Lines with the word "title" in them are the ones to copy from the records.

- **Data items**

· · · · · · ·

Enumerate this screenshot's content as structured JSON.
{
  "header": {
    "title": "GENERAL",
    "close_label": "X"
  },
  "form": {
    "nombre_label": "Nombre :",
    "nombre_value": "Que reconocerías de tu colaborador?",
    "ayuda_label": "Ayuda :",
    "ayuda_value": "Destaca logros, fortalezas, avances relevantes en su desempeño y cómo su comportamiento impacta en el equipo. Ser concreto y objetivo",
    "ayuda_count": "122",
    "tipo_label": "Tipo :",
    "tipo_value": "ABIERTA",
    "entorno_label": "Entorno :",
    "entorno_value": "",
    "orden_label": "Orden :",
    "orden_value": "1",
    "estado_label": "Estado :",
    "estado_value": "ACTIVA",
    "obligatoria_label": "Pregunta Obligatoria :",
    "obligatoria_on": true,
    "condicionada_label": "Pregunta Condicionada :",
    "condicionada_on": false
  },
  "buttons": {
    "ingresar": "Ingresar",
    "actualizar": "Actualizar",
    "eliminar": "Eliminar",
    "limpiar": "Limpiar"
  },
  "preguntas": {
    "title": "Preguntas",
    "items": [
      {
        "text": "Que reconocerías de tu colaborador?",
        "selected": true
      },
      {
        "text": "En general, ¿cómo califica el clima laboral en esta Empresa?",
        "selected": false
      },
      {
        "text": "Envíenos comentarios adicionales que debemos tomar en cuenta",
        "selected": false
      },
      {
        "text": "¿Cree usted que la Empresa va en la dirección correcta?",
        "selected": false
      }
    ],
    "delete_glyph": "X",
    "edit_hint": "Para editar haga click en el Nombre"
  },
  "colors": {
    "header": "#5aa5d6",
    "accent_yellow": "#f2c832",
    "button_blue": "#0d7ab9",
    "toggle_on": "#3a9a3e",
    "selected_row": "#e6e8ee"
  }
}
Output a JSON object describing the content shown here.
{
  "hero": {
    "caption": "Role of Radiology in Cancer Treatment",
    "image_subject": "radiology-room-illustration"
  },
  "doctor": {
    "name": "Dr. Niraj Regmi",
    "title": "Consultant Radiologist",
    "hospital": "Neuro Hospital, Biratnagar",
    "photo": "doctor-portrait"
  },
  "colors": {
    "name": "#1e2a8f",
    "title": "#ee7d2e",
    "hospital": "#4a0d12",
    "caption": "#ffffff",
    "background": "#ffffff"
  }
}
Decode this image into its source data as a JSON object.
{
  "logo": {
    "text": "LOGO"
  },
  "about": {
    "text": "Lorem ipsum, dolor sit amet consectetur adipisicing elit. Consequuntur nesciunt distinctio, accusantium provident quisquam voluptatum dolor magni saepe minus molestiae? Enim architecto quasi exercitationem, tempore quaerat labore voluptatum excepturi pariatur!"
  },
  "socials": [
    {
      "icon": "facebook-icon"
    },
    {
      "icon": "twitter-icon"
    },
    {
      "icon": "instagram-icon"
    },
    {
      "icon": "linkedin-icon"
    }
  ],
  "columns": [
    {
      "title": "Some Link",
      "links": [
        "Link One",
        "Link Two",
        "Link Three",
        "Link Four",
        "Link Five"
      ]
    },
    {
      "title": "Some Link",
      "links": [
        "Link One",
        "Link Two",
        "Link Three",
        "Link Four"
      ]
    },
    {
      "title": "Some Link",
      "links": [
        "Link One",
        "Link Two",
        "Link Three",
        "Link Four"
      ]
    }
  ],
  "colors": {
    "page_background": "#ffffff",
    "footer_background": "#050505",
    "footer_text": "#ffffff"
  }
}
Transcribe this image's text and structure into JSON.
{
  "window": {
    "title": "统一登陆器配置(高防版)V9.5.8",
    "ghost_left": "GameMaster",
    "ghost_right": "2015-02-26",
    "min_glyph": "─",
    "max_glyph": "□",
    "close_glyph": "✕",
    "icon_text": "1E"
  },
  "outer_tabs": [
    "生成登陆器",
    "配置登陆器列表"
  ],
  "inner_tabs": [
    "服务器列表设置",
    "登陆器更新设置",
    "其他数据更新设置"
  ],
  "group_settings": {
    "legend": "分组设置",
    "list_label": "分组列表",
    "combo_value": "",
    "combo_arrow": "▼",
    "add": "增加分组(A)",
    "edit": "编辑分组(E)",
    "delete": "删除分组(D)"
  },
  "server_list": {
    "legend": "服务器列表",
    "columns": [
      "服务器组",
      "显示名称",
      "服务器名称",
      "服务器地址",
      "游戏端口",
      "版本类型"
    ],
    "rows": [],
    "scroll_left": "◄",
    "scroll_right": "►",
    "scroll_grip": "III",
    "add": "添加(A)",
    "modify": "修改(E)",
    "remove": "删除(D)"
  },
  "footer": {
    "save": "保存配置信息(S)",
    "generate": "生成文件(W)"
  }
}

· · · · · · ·

- **Written response**
    "title": "GENERAL",
    "title": "Preguntas",
    "title": "Consultant Radiologist",
    "title": "#ee7d2e",
      "title": "Some Link",
      "title": "Some Link",
      "title": "Some Link",
    "title": "统一登陆器配置(高防版)V9.5.8",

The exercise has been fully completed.